▼▼▼

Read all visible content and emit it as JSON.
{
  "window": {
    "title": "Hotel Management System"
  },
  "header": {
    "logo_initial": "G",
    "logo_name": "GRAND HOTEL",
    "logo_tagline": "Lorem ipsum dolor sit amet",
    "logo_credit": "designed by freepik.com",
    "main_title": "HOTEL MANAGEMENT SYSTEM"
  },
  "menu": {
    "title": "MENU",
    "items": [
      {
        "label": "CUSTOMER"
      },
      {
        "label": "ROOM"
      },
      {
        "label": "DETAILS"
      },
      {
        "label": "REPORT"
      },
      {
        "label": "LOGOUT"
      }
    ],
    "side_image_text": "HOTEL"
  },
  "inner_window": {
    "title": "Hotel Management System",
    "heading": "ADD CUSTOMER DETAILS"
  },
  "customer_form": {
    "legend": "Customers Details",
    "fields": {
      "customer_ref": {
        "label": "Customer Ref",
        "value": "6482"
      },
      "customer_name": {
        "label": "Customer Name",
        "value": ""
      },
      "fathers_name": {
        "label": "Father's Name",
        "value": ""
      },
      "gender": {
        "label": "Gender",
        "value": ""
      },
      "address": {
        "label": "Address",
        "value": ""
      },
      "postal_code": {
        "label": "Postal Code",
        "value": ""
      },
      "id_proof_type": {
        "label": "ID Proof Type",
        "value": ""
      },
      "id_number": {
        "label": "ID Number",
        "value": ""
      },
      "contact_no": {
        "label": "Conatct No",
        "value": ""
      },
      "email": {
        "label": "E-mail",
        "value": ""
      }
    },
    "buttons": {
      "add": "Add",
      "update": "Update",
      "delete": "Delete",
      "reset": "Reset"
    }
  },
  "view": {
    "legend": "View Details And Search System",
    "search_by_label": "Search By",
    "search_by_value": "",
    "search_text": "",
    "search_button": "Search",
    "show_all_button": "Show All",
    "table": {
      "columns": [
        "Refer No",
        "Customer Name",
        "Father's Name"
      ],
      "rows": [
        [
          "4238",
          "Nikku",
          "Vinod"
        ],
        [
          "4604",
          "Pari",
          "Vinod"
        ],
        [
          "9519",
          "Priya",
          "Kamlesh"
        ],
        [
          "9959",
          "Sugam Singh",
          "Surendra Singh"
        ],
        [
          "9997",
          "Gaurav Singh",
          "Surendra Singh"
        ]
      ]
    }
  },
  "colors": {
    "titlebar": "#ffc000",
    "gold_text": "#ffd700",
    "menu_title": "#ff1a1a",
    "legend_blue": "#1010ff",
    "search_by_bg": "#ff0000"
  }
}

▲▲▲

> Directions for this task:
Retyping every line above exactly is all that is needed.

> Your solution:
Read all visible content and emit it as JSON.
{
  "window": {
    "title": "Hotel Management System"
  },
  "header": {
    "logo_initial": "G",
    "logo_name": "GRAND HOTEL",
    "logo_tagline": "Lorem ipsum dolor sit amet",
    "logo_credit": "designed by freepik.com",
    "main_title": "HOTEL MANAGEMENT SYSTEM"
  },
  "menu": {
    "title": "MENU",
    "items": [
      {
        "label": "CUSTOMER"
      },
      {
        "label": "ROOM"
      },
      {
        "label": "DETAILS"
      },
      {
        "label": "REPORT"
      },
      {
        "label": "LOGOUT"
      }
    ],
    "side_image_text": "HOTEL"
  },
  "inner_window": {
    "title": "Hotel Management System",
    "heading": "ADD CUSTOMER DETAILS"
  },
  "customer_form": {
    "legend": "Customers Details",
    "fields": {
      "customer_ref": {
        "label": "Customer Ref",
        "value": "6482"
      },
      "customer_name": {
        "label": "Customer Name",
        "value": ""
      },
      "fathers_name": {
        "label": "Father's Name",
        "value": ""
      },
      "gender": {
        "label": "Gender",
        "value": ""
      },
      "address": {
        "label": "Address",
        "value": ""
      },
      "postal_code": {
        "label": "Postal Code",
        "value": ""
      },
      "id_proof_type": {
        "label": "ID Proof Type",
        "value": ""
      },
      "id_number": {
        "label": "ID Number",
        "value": ""
      },
      "contact_no": {
        "label": "Conatct No",
        "value": ""
      },
      "email": {
        "label": "E-mail",
        "value": ""
      }
    },
    "buttons": {
      "add": "Add",
      "update": "Update",
      "delete": "Delete",
      "reset": "Reset"
    }
  },
  "view": {
    "legend": "View Details And Search System",
    "search_by_label": "Search By",
    "search_by_value": "",
    "search_text": "",
    "search_button": "Search",
    "show_all_button": "Show All",
    "table": {
      "columns": [
        "Refer No",
        "Customer Name",
        "Father's Name"
      ],
      "rows": [
        [
          "4238",
          "Nikku",
          "Vinod"
        ],
        [
          "4604",
          "Pari",
          "Vinod"
        ],
        [
          "9519",
          "Priya",
          "Kamlesh"
        ],
        [
          "9959",
          "Sugam Singh",
          "Surendra Singh"
        ],
        [
          "9997",
          "Gaurav Singh",
          "Surendra Singh"
        ]
      ]
    }
  },
  "colors": {
    "titlebar": "#ffc000",
    "gold_text": "#ffd700",
    "menu_title": "#ff1a1a",
    "legend_blue": "#1010ff",
    "search_by_bg": "#ff0000"
  }
}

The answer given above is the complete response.